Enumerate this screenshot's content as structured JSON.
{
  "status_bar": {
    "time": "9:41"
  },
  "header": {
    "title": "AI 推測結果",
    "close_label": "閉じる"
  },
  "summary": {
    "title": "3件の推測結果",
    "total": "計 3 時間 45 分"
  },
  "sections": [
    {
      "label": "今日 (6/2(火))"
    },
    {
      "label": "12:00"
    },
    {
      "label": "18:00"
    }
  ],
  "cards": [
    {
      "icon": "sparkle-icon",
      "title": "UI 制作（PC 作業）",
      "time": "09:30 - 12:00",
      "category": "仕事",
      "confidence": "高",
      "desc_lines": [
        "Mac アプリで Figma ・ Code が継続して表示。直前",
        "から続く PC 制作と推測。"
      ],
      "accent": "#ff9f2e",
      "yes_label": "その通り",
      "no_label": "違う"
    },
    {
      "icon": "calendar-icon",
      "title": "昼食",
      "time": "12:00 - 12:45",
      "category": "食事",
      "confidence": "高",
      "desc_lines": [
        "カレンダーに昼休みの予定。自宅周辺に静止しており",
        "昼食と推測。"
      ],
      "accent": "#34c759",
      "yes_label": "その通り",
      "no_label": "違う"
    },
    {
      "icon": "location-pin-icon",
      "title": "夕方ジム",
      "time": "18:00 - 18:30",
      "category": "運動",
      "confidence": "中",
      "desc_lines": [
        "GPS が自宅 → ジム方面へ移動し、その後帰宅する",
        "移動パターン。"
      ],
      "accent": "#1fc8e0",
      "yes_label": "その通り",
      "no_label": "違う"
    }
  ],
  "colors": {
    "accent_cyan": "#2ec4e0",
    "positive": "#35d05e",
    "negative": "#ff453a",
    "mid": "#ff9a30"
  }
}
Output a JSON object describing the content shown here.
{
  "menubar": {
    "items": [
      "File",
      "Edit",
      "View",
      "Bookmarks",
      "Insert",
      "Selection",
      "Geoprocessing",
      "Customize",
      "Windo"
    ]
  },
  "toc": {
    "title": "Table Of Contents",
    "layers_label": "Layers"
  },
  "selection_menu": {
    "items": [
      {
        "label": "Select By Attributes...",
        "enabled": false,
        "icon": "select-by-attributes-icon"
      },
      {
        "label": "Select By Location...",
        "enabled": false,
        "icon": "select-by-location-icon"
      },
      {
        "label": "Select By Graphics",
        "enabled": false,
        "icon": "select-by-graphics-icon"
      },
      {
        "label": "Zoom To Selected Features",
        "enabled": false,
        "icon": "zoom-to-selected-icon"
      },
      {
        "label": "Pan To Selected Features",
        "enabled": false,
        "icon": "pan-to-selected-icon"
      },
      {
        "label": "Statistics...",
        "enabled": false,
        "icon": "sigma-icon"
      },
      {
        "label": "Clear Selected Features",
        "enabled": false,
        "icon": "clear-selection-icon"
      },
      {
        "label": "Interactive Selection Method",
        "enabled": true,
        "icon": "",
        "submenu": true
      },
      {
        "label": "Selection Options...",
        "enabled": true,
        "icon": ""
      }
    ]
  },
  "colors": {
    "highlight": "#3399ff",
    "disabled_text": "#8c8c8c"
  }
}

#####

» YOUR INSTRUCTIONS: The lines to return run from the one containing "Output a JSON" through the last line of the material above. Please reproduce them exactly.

» RESULT OF THE TASK:
Output a JSON object describing the content shown here.
{
  "menubar": {
    "items": [
      "File",
      "Edit",
      "View",
      "Bookmarks",
      "Insert",
      "Selection",
      "Geoprocessing",
      "Customize",
      "Windo"
    ]
  },
  "toc": {
    "title": "Table Of Contents",
    "layers_label": "Layers"
  },
  "selection_menu": {
    "items": [
      {
        "label": "Select By Attributes...",
        "enabled": false,
        "icon": "select-by-attributes-icon"
      },
      {
        "label": "Select By Location...",
        "enabled": false,
        "icon": "select-by-location-icon"
      },
      {
        "label": "Select By Graphics",
        "enabled": false,
        "icon": "select-by-graphics-icon"
      },
      {
        "label": "Zoom To Selected Features",
        "enabled": false,
        "icon": "zoom-to-selected-icon"
      },
      {
        "label": "Pan To Selected Features",
        "enabled": false,
        "icon": "pan-to-selected-icon"
      },
      {
        "label": "Statistics...",
        "enabled": false,
        "icon": "sigma-icon"
      },
      {
        "label": "Clear Selected Features",
        "enabled": false,
        "icon": "clear-selection-icon"
      },
      {
        "label": "Interactive Selection Method",
        "enabled": true,
        "icon": "",
        "submenu": true
      },
      {
        "label": "Selection Options...",
        "enabled": true,
        "icon": ""
      }
    ]
  },
  "colors": {
    "highlight": "#3399ff",
    "disabled_text": "#8c8c8c"
  }
}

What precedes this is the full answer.